What to do: Locate the word "this" in the entries below, then gather every line that holds it.

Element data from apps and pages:
=======

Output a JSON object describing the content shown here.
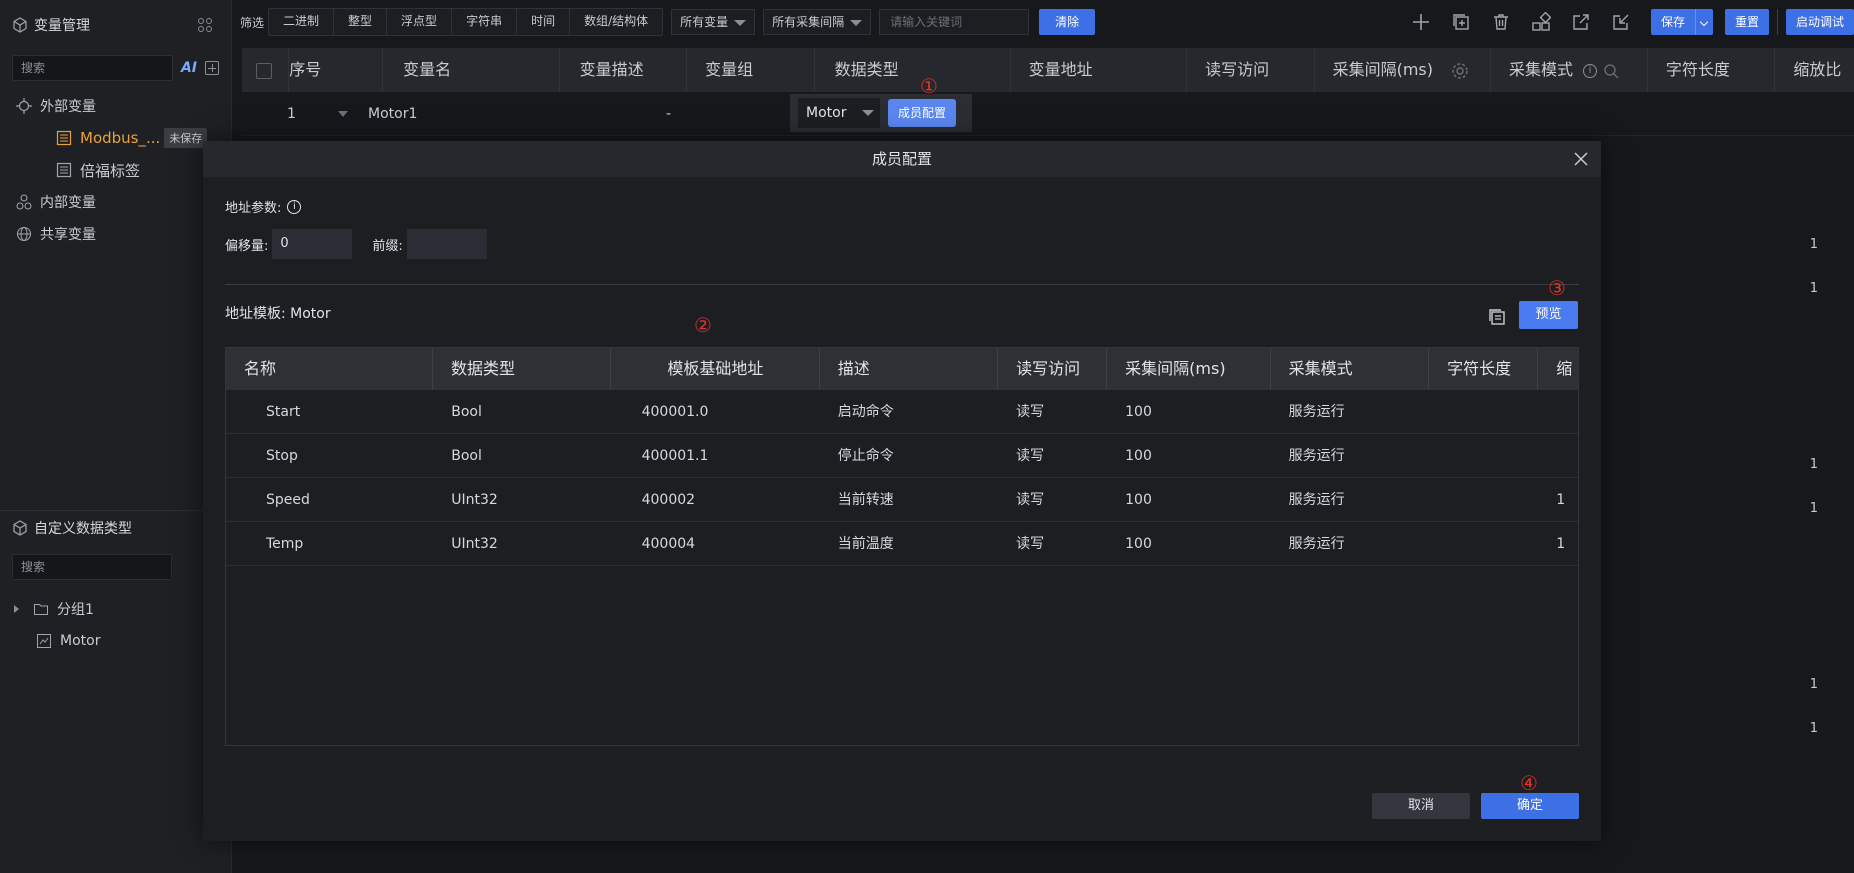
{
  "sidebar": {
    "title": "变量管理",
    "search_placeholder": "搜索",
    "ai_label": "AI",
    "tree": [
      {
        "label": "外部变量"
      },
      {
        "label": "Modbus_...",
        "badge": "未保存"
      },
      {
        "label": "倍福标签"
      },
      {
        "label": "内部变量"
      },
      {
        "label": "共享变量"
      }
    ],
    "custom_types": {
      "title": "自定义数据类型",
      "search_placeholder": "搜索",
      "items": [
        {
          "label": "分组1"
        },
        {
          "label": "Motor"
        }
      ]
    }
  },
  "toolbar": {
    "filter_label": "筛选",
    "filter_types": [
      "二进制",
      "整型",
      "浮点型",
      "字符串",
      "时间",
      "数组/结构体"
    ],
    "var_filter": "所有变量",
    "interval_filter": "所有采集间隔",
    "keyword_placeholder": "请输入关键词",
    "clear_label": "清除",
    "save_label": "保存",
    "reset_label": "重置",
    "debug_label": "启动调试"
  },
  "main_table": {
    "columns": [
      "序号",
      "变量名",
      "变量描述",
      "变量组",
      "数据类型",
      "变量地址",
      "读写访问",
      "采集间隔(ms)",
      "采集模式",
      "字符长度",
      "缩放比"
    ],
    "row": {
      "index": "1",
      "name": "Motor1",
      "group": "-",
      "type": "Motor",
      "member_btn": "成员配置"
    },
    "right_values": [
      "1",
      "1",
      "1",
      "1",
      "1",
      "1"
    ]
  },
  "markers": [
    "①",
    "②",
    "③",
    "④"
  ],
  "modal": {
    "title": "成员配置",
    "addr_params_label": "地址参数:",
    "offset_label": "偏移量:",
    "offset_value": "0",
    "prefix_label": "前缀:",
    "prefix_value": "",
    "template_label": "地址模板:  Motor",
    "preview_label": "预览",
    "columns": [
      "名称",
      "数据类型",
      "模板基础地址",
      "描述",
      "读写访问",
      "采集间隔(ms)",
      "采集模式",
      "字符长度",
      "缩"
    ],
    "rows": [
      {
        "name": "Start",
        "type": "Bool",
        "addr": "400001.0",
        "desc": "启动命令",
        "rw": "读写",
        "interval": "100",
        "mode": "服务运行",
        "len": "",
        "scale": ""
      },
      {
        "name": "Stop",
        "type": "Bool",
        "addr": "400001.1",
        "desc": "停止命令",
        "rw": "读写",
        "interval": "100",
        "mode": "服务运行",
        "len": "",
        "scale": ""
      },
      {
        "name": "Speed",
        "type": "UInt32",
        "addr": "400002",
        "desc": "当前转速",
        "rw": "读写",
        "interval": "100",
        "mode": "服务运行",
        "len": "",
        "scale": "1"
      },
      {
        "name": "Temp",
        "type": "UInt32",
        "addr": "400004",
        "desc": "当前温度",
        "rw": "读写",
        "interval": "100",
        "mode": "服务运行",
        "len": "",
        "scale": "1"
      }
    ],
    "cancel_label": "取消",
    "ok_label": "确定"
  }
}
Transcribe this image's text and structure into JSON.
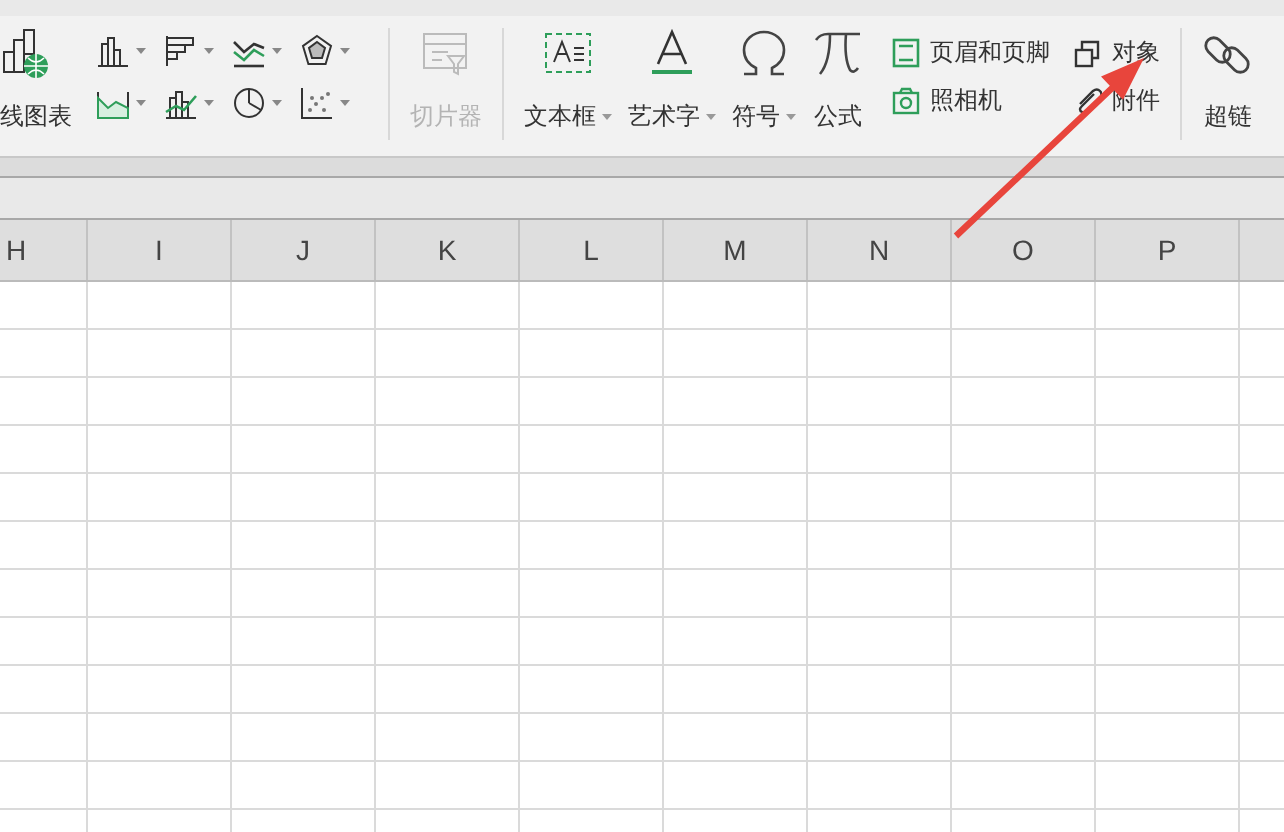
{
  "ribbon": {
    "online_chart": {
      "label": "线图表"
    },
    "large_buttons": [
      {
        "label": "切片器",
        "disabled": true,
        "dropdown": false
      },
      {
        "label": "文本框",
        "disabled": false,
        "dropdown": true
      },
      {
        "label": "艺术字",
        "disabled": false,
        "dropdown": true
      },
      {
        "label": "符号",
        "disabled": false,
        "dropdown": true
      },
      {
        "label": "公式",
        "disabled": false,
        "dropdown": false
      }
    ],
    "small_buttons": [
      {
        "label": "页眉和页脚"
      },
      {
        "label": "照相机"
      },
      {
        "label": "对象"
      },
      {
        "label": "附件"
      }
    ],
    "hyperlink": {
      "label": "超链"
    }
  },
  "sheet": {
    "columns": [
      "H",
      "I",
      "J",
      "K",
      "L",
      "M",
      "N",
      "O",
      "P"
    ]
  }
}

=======

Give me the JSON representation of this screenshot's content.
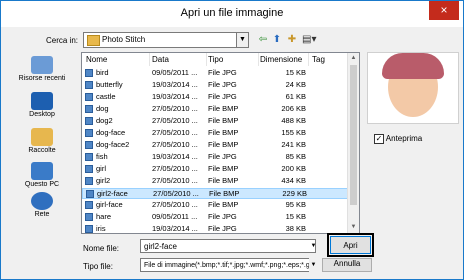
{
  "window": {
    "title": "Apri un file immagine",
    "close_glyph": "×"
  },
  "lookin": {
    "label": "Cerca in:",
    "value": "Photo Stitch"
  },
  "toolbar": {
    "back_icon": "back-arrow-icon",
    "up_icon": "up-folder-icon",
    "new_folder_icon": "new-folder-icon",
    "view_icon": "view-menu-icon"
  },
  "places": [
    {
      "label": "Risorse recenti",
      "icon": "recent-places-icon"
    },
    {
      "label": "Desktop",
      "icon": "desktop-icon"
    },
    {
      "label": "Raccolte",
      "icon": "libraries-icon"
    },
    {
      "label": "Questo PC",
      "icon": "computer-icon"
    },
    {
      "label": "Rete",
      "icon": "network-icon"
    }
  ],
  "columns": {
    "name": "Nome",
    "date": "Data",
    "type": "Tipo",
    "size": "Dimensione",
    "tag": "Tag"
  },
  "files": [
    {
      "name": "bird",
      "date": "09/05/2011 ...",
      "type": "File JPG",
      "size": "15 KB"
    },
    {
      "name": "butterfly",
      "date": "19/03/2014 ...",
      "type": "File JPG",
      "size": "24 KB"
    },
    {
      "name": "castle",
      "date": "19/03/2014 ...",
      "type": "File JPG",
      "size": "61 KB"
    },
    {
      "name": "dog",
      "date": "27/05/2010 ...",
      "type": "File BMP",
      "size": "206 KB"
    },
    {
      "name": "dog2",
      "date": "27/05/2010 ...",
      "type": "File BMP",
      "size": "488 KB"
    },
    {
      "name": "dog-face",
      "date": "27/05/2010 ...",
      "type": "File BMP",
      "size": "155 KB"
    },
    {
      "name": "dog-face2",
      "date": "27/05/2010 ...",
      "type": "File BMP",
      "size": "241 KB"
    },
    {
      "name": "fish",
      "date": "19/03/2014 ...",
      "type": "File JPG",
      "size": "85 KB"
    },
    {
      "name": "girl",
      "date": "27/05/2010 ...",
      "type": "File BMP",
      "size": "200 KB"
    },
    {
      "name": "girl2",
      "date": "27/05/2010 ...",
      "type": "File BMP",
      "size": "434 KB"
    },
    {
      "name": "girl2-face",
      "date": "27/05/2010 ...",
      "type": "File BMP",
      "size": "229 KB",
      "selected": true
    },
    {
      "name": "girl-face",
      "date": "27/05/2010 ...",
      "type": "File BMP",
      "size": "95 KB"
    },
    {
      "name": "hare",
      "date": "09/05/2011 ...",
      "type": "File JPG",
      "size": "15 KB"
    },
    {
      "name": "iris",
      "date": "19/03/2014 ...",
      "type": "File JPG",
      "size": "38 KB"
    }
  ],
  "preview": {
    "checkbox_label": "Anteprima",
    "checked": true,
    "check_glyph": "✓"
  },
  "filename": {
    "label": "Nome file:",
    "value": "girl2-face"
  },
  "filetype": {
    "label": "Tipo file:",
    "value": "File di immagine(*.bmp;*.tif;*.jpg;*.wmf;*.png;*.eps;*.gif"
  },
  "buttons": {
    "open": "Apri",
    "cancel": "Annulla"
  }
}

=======

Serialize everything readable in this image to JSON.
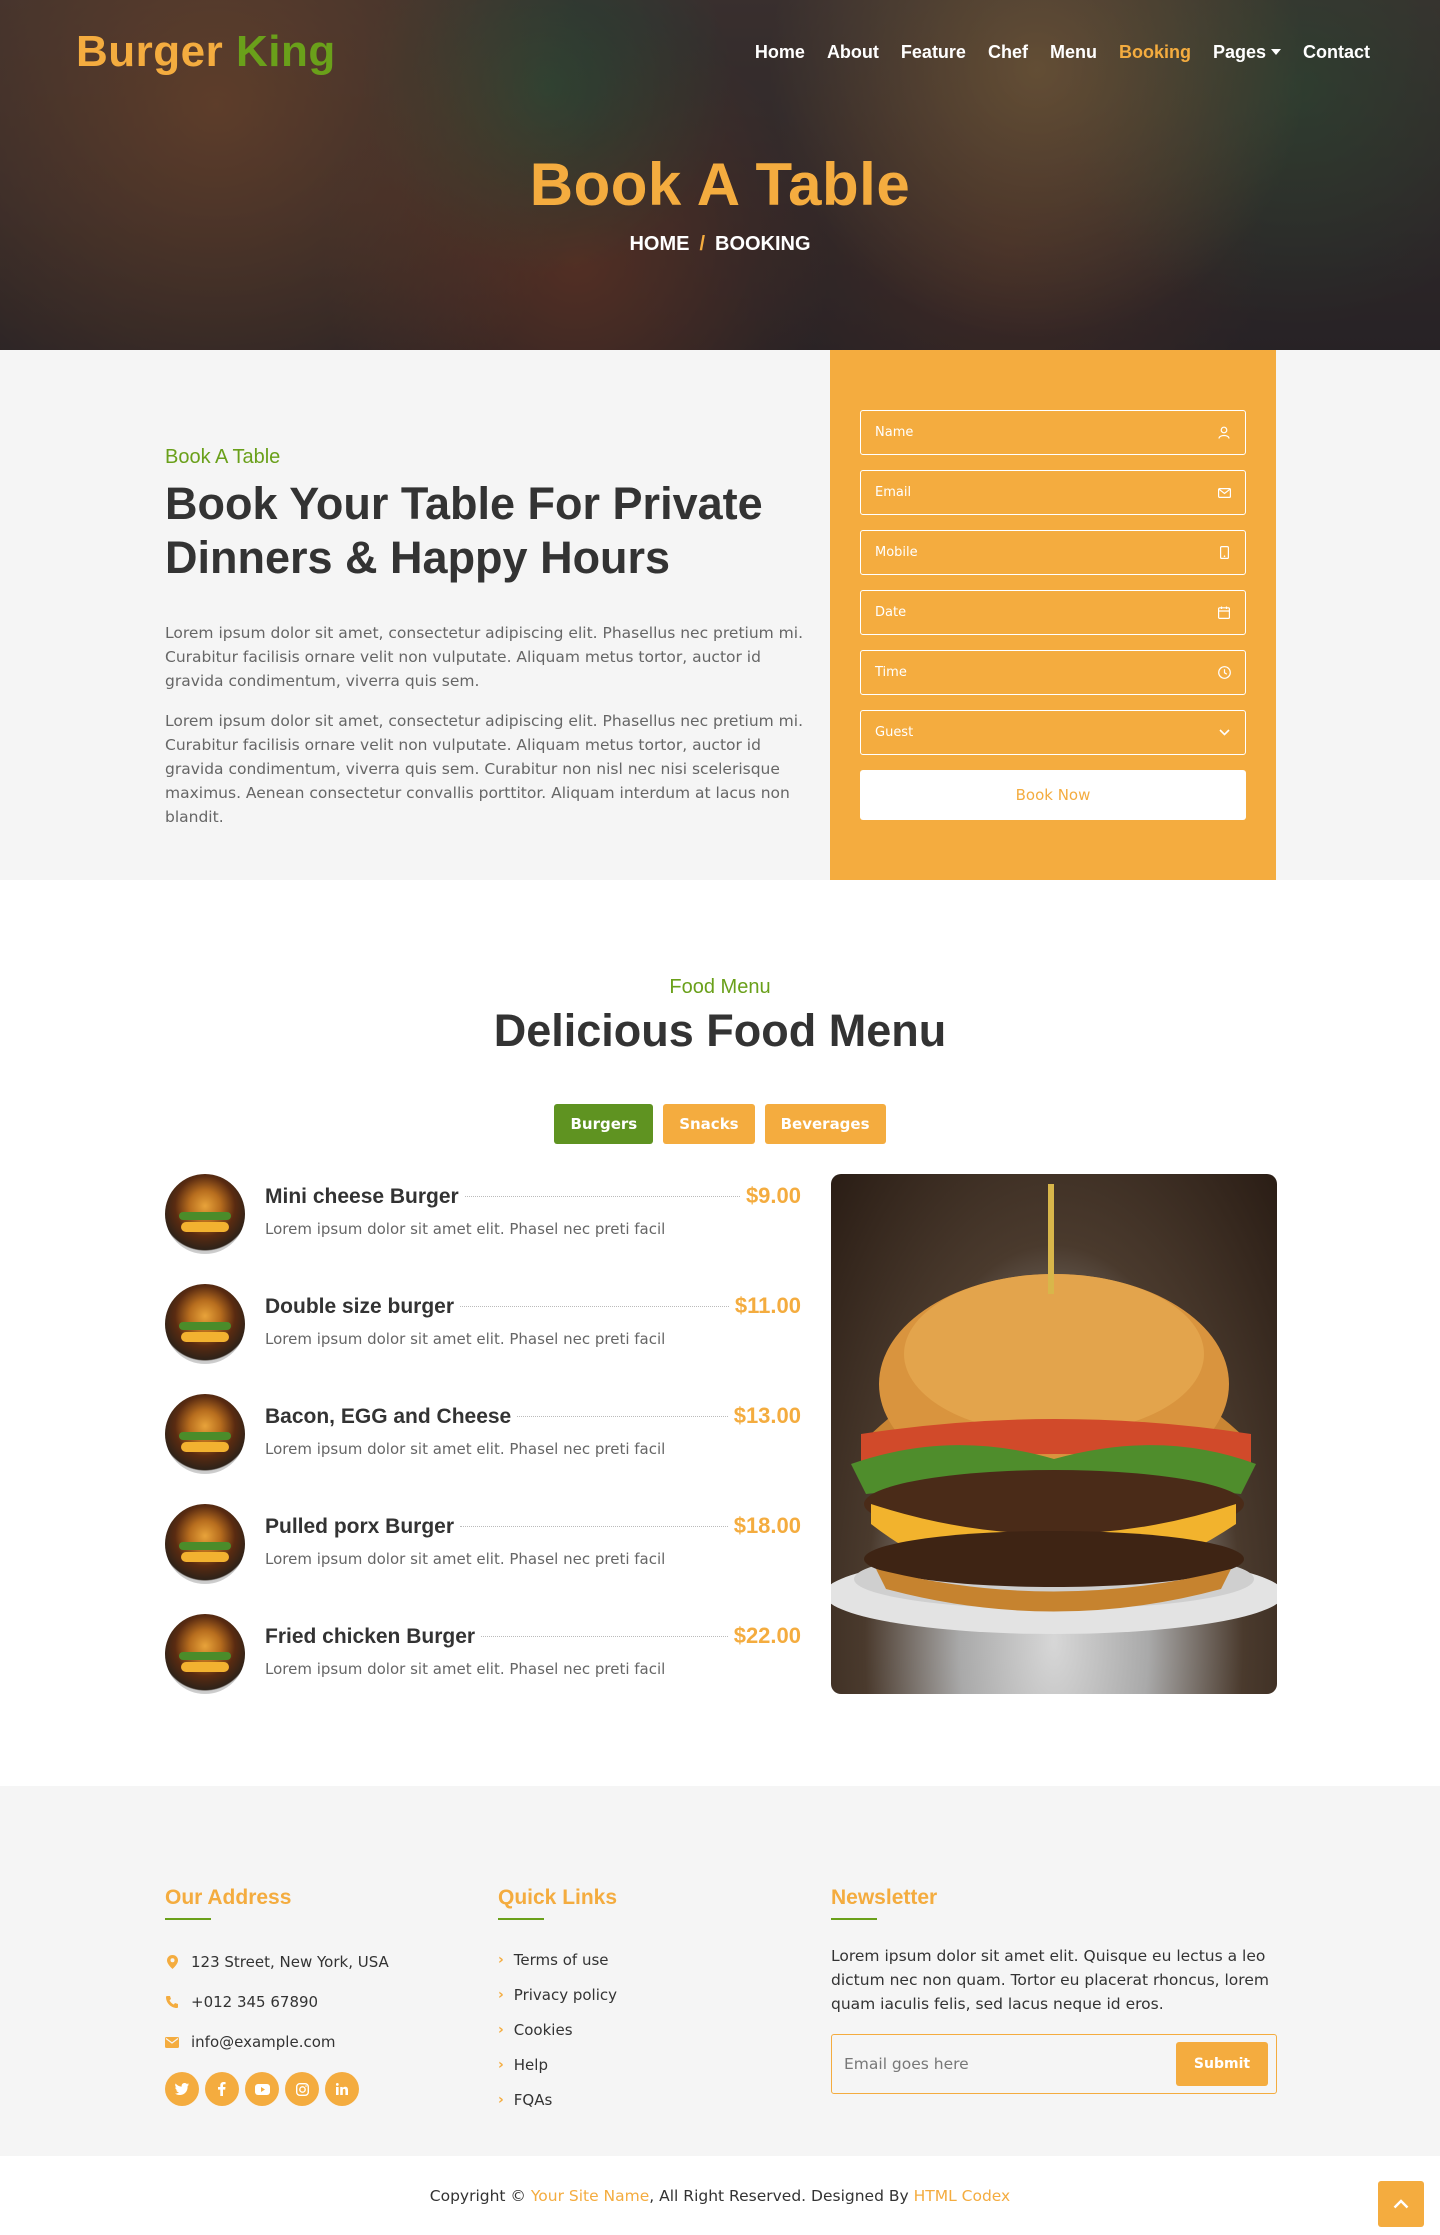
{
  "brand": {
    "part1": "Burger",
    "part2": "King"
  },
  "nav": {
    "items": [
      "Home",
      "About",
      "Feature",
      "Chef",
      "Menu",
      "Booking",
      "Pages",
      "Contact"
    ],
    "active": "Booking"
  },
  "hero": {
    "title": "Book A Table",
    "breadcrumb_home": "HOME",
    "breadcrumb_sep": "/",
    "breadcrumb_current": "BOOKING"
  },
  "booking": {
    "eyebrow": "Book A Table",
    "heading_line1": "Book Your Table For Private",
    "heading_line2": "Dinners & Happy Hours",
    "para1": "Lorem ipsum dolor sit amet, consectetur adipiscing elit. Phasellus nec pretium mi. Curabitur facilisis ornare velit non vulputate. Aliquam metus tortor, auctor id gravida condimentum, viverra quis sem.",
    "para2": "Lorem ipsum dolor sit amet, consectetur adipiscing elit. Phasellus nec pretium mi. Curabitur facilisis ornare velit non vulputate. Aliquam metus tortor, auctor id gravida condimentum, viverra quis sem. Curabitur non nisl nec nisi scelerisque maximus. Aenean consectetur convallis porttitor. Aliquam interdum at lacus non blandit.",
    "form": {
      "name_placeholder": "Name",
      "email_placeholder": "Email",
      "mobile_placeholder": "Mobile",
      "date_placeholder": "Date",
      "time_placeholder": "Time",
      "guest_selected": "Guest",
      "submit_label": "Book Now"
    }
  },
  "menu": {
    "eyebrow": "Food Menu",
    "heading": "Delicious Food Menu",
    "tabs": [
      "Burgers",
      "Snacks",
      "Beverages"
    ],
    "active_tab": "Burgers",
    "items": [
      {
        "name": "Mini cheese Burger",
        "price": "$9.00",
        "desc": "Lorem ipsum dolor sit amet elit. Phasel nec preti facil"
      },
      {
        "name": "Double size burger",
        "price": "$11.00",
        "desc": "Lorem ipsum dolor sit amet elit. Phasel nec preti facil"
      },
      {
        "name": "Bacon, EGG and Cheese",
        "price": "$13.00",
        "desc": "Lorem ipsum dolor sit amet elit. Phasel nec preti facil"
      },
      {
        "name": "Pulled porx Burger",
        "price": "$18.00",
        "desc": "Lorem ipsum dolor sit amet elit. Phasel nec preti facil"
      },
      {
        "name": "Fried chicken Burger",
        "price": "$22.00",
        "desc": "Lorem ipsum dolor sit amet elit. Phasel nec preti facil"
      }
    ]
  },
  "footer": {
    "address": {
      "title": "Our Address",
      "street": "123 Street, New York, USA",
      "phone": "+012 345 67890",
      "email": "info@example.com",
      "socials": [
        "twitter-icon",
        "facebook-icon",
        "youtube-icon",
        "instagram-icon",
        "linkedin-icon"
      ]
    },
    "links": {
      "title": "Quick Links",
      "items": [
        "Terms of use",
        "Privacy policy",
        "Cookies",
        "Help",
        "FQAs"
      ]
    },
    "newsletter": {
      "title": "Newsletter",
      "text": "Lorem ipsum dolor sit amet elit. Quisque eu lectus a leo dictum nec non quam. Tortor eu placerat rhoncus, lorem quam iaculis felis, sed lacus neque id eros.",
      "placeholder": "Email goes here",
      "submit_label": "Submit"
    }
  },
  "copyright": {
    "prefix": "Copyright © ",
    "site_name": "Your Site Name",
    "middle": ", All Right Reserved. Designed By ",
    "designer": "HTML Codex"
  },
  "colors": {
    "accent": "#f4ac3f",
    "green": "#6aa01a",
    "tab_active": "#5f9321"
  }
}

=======

Final answer:
Transcribe this image's text and structure into JSON.
Give me the JSON representation of this screenshot's content.
Serialize everything readable in this image to JSON.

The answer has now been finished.